Dataset items
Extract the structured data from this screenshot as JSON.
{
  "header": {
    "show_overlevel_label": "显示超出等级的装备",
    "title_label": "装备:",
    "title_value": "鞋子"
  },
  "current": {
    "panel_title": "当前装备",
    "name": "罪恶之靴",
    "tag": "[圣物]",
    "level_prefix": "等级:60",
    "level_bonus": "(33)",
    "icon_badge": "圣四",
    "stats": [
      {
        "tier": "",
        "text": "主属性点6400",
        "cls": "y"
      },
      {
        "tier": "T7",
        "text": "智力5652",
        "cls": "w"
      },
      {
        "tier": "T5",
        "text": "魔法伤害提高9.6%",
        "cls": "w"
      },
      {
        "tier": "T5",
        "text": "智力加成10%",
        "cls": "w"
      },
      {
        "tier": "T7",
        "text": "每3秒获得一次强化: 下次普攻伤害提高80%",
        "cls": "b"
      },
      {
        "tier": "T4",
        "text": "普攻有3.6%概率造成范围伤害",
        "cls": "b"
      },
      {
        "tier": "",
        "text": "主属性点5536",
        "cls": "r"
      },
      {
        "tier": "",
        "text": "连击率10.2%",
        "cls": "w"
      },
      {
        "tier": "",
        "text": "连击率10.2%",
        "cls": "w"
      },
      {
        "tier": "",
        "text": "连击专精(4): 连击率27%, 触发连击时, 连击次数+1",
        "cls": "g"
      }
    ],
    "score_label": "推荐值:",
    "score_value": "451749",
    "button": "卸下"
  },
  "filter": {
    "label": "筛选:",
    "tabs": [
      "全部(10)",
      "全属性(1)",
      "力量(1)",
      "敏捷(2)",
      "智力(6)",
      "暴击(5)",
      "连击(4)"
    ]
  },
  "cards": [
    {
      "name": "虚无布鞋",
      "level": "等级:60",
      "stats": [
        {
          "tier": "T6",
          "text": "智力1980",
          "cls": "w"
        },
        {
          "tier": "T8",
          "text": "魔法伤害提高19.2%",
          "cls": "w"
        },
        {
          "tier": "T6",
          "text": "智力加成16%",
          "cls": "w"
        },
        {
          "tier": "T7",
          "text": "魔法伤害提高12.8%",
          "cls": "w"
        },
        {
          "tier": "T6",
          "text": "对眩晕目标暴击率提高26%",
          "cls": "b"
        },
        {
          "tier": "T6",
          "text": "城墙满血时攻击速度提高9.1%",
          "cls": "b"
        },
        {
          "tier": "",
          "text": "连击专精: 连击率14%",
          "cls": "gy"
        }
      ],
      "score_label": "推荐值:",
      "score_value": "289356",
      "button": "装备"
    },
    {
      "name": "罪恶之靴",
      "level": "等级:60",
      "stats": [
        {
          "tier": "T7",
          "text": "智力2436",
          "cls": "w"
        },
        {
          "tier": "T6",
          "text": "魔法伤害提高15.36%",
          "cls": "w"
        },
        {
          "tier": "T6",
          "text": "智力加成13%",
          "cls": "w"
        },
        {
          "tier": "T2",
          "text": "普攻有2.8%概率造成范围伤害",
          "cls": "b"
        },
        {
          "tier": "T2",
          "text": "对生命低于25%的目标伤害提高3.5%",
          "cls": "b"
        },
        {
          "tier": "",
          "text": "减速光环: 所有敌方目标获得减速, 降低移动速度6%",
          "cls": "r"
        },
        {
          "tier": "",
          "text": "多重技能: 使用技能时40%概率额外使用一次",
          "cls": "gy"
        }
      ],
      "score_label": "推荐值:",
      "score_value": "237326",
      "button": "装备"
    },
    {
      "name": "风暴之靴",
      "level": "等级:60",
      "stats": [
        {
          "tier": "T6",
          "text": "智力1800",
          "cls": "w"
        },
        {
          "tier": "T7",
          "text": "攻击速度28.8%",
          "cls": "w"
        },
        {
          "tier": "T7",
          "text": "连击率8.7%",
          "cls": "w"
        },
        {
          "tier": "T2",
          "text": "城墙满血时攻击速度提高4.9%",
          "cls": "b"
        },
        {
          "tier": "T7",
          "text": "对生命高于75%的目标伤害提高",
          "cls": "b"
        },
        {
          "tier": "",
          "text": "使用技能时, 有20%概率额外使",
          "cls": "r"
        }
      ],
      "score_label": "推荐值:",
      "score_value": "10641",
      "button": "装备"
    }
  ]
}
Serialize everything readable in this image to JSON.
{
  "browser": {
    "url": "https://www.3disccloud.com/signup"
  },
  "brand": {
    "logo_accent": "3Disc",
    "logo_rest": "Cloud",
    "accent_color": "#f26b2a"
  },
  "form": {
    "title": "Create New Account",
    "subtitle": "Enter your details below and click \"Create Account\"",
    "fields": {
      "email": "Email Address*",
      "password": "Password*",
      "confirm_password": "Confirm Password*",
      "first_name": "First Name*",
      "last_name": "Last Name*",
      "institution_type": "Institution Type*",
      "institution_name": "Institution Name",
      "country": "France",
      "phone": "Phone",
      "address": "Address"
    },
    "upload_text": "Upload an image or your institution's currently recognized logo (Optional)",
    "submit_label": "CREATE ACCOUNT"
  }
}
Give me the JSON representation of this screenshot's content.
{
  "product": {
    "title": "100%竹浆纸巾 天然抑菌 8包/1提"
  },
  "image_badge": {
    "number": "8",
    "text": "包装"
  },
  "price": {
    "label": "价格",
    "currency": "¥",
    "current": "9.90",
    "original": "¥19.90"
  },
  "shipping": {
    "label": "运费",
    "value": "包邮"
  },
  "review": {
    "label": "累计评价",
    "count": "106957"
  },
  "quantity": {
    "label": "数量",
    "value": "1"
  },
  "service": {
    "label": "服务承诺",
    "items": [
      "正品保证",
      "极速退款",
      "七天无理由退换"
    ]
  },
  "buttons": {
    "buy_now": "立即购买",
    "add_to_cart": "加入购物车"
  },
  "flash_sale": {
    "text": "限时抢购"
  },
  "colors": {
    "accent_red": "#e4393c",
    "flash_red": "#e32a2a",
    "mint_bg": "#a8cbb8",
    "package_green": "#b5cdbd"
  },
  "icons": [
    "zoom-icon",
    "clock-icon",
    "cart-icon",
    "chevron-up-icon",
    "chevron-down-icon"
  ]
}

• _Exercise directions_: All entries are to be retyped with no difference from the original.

• _Answer for the task_:
Extract the structured data from this screenshot as JSON.
{
  "header": {
    "show_overlevel_label": "显示超出等级的装备",
    "title_label": "装备:",
    "title_value": "鞋子"
  },
  "current": {
    "panel_title": "当前装备",
    "name": "罪恶之靴",
    "tag": "[圣物]",
    "level_prefix": "等级:60",
    "level_bonus": "(33)",
    "icon_badge": "圣四",
    "stats": [
      {
        "tier": "",
        "text": "主属性点6400",
        "cls": "y"
      },
      {
        "tier": "T7",
        "text": "智力5652",
        "cls": "w"
      },
      {
        "tier": "T5",
        "text": "魔法伤害提高9.6%",
        "cls": "w"
      },
      {
        "tier": "T5",
        "text": "智力加成10%",
        "cls": "w"
      },
      {
        "tier": "T7",
        "text": "每3秒获得一次强化: 下次普攻伤害提高80%",
        "cls": "b"
      },
      {
        "tier": "T4",
        "text": "普攻有3.6%概率造成范围伤害",
        "cls": "b"
      },
      {
        "tier": "",
        "text": "主属性点5536",
        "cls": "r"
      },
      {
        "tier": "",
        "text": "连击率10.2%",
        "cls": "w"
      },
      {
        "tier": "",
        "text": "连击率10.2%",
        "cls": "w"
      },
      {
        "tier": "",
        "text": "连击专精(4): 连击率27%, 触发连击时, 连击次数+1",
        "cls": "g"
      }
    ],
    "score_label": "推荐值:",
    "score_value": "451749",
    "button": "卸下"
  },
  "filter": {
    "label": "筛选:",
    "tabs": [
      "全部(10)",
      "全属性(1)",
      "力量(1)",
      "敏捷(2)",
      "智力(6)",
      "暴击(5)",
      "连击(4)"
    ]
  },
  "cards": [
    {
      "name": "虚无布鞋",
      "level": "等级:60",
      "stats": [
        {
          "tier": "T6",
          "text": "智力1980",
          "cls": "w"
        },
        {
          "tier": "T8",
          "text": "魔法伤害提高19.2%",
          "cls": "w"
        },
        {
          "tier": "T6",
          "text": "智力加成16%",
          "cls": "w"
        },
        {
          "tier": "T7",
          "text": "魔法伤害提高12.8%",
          "cls": "w"
        },
        {
          "tier": "T6",
          "text": "对眩晕目标暴击率提高26%",
          "cls": "b"
        },
        {
          "tier": "T6",
          "text": "城墙满血时攻击速度提高9.1%",
          "cls": "b"
        },
        {
          "tier": "",
          "text": "连击专精: 连击率14%",
          "cls": "gy"
        }
      ],
      "score_label": "推荐值:",
      "score_value": "289356",
      "button": "装备"
    },
    {
      "name": "罪恶之靴",
      "level": "等级:60",
      "stats": [
        {
          "tier": "T7",
          "text": "智力2436",
          "cls": "w"
        },
        {
          "tier": "T6",
          "text": "魔法伤害提高15.36%",
          "cls": "w"
        },
        {
          "tier": "T6",
          "text": "智力加成13%",
          "cls": "w"
        },
        {
          "tier": "T2",
          "text": "普攻有2.8%概率造成范围伤害",
          "cls": "b"
        },
        {
          "tier": "T2",
          "text": "对生命低于25%的目标伤害提高3.5%",
          "cls": "b"
        },
        {
          "tier": "",
          "text": "减速光环: 所有敌方目标获得减速, 降低移动速度6%",
          "cls": "r"
        },
        {
          "tier": "",
          "text": "多重技能: 使用技能时40%概率额外使用一次",
          "cls": "gy"
        }
      ],
      "score_label": "推荐值:",
      "score_value": "237326",
      "button": "装备"
    },
    {
      "name": "风暴之靴",
      "level": "等级:60",
      "stats": [
        {
          "tier": "T6",
          "text": "智力1800",
          "cls": "w"
        },
        {
          "tier": "T7",
          "text": "攻击速度28.8%",
          "cls": "w"
        },
        {
          "tier": "T7",
          "text": "连击率8.7%",
          "cls": "w"
        },
        {
          "tier": "T2",
          "text": "城墙满血时攻击速度提高4.9%",
          "cls": "b"
        },
        {
          "tier": "T7",
          "text": "对生命高于75%的目标伤害提高",
          "cls": "b"
        },
        {
          "tier": "",
          "text": "使用技能时, 有20%概率额外使",
          "cls": "r"
        }
      ],
      "score_label": "推荐值:",
      "score_value": "10641",
      "button": "装备"
    }
  ]
}
Serialize everything readable in this image to JSON.
{
  "browser": {
    "url": "https://www.3disccloud.com/signup"
  },
  "brand": {
    "logo_accent": "3Disc",
    "logo_rest": "Cloud",
    "accent_color": "#f26b2a"
  },
  "form": {
    "title": "Create New Account",
    "subtitle": "Enter your details below and click \"Create Account\"",
    "fields": {
      "email": "Email Address*",
      "password": "Password*",
      "confirm_password": "Confirm Password*",
      "first_name": "First Name*",
      "last_name": "Last Name*",
      "institution_type": "Institution Type*",
      "institution_name": "Institution Name",
      "country": "France",
      "phone": "Phone",
      "address": "Address"
    },
    "upload_text": "Upload an image or your institution's currently recognized logo (Optional)",
    "submit_label": "CREATE ACCOUNT"
  }
}
Give me the JSON representation of this screenshot's content.
{
  "product": {
    "title": "100%竹浆纸巾 天然抑菌 8包/1提"
  },
  "image_badge": {
    "number": "8",
    "text": "包装"
  },
  "price": {
    "label": "价格",
    "currency": "¥",
    "current": "9.90",
    "original": "¥19.90"
  },
  "shipping": {
    "label": "运费",
    "value": "包邮"
  },
  "review": {
    "label": "累计评价",
    "count": "106957"
  },
  "quantity": {
    "label": "数量",
    "value": "1"
  },
  "service": {
    "label": "服务承诺",
    "items": [
      "正品保证",
      "极速退款",
      "七天无理由退换"
    ]
  },
  "buttons": {
    "buy_now": "立即购买",
    "add_to_cart": "加入购物车"
  },
  "flash_sale": {
    "text": "限时抢购"
  },
  "colors": {
    "accent_red": "#e4393c",
    "flash_red": "#e32a2a",
    "mint_bg": "#a8cbb8",
    "package_green": "#b5cdbd"
  },
  "icons": [
    "zoom-icon",
    "clock-icon",
    "cart-icon",
    "chevron-up-icon",
    "chevron-down-icon"
  ]
}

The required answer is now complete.